One of the main attractions to Lubec is West Quoddy Head Lighthouse, situated inside Quoddy Head State Park. The park holds the distinction of being the easternmost point on the U.S. mainland, featuring hiking trails, wildlife, and a striped lighthouse. It also sits in full view of Grand Manan Island in New Brunswick, Canada.
Since 1808, there has been a lighthouse on Quoddy Head Point to guide ships through the Quoddy Narrows. The current lighthouse, with its alternating red-and-white stripes, was built in 1858. The structures include a brick tower, keeper’s quarters, service building, and oil house.
The cliffside bearings of the lighthouse, along with its distinctive stripes, make West Quoddy Head Light a highly photogenic destination. It remains one of my personal favorites in Maine.
BEST TIME TO PHOTOGRAPH
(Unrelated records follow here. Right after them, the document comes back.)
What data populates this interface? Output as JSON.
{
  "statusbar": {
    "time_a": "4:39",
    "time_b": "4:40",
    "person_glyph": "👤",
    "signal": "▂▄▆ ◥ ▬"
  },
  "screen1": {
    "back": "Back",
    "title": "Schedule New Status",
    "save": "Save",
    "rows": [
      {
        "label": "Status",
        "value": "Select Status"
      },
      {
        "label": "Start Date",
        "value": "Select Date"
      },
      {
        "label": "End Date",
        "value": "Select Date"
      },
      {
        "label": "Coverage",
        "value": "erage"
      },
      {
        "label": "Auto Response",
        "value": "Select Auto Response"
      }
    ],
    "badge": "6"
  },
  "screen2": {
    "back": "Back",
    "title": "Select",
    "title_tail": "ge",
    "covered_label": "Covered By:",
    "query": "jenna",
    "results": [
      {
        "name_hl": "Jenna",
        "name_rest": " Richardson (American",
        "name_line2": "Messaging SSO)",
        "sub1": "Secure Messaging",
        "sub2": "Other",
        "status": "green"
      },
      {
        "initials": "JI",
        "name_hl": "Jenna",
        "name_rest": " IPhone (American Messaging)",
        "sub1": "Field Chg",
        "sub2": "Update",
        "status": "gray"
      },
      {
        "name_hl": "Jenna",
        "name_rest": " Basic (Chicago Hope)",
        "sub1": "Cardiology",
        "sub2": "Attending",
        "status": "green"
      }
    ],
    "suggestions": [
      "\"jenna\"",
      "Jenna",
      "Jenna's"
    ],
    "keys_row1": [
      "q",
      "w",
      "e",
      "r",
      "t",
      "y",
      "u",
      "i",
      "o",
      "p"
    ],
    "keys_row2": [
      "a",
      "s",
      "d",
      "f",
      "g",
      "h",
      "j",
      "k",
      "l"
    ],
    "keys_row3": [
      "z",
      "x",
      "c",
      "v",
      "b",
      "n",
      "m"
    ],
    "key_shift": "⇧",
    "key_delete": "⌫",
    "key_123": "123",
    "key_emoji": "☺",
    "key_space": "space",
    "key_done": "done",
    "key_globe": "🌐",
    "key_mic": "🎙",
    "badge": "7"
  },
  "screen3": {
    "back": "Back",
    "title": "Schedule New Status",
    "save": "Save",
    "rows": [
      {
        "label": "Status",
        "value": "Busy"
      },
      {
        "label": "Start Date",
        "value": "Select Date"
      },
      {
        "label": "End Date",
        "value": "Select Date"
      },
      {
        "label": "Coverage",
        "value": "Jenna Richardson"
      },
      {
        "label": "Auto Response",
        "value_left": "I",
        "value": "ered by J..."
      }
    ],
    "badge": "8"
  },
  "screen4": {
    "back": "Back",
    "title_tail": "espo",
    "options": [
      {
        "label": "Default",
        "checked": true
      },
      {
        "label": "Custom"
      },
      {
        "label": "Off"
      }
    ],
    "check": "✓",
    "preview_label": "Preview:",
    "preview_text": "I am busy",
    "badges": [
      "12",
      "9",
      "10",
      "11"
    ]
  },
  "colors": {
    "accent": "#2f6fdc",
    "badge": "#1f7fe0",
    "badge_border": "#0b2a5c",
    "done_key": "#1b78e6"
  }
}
West Quoddy Head Light is photogenic at both sunrise and sunset, and in just about any season. In part, this is due to the fact that you can photograph the lighthouse from several different angles, adjusting position to compensate for seasonal shifts in the sun.
If you prefer a backlit scene, I find that October through February is the best time to catch dramatic clouds directly over and behind the lighthouse at either sunrise and sunset.
In summer, the lighthouse is also an excellent destination for night photography. The Bold Coast of Maine is considered one of the darkest regions in Maine, and Lubec is no exception. If you time your visit carefully, you may be able to catch the Milky Way rising over the lighthouse structures.
Lubec lies about 100 miles northeast of Acadia National Park. From Portland, Maine, allow at least 4 hours to reach the lighthouse, 5 hours from the New Hampshire border, and 6 hours from Boston, Massachusetts. You’ll be driving part-way on I-95N if coming from southern points.
As you approach Lubec, drive on ME-189 until you reach South Lubec Road. Turn right at the intersection, and continue driving about 5 miles to reach Quoddy Head State Park.
Park at the top of the hill overlooking the lighthouse and walk down. The keeper’s house is occupied so avoid parking at the lighthouse unless you have a disabled parking permit.
West Quoddy Head Light sits on oceanside cliffs, so watch your step as you approach the edge, especially after dark. The dangerous rocks below would not treat you kindly in a fall.
There’s a large population of porcupines in this area. These are nocturnal animals, so you’re more likely to run into them at night. The clearing to the north of the lighthouse is especially notorious for its porcupine population. And since that field is usually covered with tall grasses, it can be tricky to traverse after dark. These are not dangerous animals but getting porcupine quills in a limb would surely earn you an urgent visit to a clinic.
Finally, be respectful of the folks who live in the keeper’s house. In particular, if you come here at night, be sure to keep all noise to a minimum so as to avoid disturbing their peace.